"After I had kicked the ball all over during the tryout, the Notre Dame coach had told me, 'You better go back to De Paul and pursue a career in academics, not basketball,'" remembered Mikan, who instead pursued a career in basketball past a 1946 NIT championship at De Paul, all the way into the NBA Hall of Fame.
Now, Mikan owns a travel agency in Minneapolis and a memory that recalled of Ray Meyer, "He taught me everything I knew in the game."
About 35 years later, Cummings was Meyer's center at De Paul. Cummings said Meyer often talked of the days of Mikan. "Coach is real mellow," said Cummings, now with the San Diego Clippers. "But he showed flares of what he used to be."
Three seasons ago, for instance, after a 54-50 victory at Illinois State, which was closer than it should have been, Cummings remembered this scenario: "Coach was real upset. His face was red enough to fry an egg. He moved people out of the way and threw chairs."
Kindly Ray Meyer threw chairs?
"I guess you'd say he is from the old school," said Cummings.
Ah, the old school. Sometime, Ray Meyer will have to leave it.
"The university has been very kind to me. They offered me a job in the development office at the same salary," said Meyer.

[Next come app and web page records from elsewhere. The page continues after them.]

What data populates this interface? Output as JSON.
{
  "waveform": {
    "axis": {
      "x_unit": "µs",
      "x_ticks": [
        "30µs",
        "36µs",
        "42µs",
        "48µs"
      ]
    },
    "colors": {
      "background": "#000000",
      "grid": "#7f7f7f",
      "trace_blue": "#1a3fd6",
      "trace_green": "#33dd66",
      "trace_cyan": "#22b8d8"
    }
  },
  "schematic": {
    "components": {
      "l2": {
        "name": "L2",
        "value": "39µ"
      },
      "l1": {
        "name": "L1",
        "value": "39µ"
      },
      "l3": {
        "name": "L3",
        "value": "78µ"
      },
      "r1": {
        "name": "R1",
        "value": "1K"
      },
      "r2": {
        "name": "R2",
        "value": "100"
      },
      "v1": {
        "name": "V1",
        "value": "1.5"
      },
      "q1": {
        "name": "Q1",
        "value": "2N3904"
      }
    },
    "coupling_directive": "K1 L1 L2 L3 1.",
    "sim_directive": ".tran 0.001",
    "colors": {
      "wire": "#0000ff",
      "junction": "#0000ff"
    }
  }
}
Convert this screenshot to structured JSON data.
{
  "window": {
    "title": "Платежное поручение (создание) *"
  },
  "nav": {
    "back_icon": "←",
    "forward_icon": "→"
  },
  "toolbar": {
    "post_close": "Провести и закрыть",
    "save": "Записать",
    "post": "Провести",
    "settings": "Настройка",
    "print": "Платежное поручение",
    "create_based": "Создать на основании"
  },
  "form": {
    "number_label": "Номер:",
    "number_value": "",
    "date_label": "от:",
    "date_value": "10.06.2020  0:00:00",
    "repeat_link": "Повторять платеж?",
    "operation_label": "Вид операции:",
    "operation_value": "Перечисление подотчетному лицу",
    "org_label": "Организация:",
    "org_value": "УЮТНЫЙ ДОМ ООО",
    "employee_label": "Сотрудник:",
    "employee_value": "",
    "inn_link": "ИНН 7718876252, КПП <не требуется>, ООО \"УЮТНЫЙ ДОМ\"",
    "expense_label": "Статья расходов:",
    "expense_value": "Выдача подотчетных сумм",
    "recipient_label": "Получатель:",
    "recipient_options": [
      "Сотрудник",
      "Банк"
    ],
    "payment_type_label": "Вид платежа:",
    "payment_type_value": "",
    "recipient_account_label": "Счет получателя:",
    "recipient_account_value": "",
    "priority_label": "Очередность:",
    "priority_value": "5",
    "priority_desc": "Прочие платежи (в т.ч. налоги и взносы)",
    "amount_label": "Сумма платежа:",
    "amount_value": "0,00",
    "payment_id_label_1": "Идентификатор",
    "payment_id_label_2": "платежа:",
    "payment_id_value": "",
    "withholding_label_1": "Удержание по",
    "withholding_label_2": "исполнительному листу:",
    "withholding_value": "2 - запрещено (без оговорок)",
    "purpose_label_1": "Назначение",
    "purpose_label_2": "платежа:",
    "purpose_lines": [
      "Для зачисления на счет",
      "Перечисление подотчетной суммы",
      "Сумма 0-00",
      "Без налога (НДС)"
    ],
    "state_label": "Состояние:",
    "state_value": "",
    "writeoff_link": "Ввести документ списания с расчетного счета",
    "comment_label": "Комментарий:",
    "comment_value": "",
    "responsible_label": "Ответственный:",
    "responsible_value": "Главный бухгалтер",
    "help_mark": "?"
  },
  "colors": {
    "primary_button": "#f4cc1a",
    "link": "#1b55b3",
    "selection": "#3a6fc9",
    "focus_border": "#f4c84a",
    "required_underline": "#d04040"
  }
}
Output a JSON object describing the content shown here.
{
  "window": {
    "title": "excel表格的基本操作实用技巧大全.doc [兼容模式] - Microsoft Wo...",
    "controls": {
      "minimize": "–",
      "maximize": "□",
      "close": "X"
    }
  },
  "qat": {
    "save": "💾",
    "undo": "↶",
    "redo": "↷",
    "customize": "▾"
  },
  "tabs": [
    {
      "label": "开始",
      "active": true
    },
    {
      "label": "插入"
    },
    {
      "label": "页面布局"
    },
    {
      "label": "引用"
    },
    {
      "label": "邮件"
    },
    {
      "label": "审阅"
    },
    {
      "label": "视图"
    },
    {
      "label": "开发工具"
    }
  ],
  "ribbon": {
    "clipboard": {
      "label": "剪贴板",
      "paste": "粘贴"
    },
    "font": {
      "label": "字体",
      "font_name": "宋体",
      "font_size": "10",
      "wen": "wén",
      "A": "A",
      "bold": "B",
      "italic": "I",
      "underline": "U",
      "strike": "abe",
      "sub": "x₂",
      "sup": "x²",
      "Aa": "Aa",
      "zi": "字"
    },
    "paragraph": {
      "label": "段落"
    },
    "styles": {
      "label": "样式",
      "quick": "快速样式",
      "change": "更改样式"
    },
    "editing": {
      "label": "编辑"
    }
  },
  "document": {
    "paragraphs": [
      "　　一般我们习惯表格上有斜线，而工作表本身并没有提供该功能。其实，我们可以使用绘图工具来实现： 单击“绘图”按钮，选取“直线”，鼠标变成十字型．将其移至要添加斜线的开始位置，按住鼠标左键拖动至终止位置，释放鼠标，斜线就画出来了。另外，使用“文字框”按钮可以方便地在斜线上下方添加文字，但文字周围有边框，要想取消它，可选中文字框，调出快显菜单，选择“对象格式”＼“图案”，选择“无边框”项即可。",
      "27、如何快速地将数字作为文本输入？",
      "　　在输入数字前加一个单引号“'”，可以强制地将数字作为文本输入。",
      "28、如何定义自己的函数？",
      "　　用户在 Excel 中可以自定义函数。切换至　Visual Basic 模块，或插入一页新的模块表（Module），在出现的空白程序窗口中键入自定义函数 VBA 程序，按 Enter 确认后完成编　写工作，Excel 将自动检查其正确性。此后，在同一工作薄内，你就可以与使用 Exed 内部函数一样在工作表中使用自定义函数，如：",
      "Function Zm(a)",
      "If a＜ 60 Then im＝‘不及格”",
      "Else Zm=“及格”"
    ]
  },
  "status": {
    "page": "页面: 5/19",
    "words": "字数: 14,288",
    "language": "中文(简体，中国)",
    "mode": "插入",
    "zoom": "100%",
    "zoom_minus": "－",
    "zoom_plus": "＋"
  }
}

Television commentary of college basketball games is a possibility, he added.
"I'd hate to be in the gym looking over Joey's shoulder," said Ray Meyer, who now has 16 grandchildren.
With equal parts caring and mischief in his voice, Meyer added, "But I would like to find some place in the gym where they couldn't see me and I could watch them practice."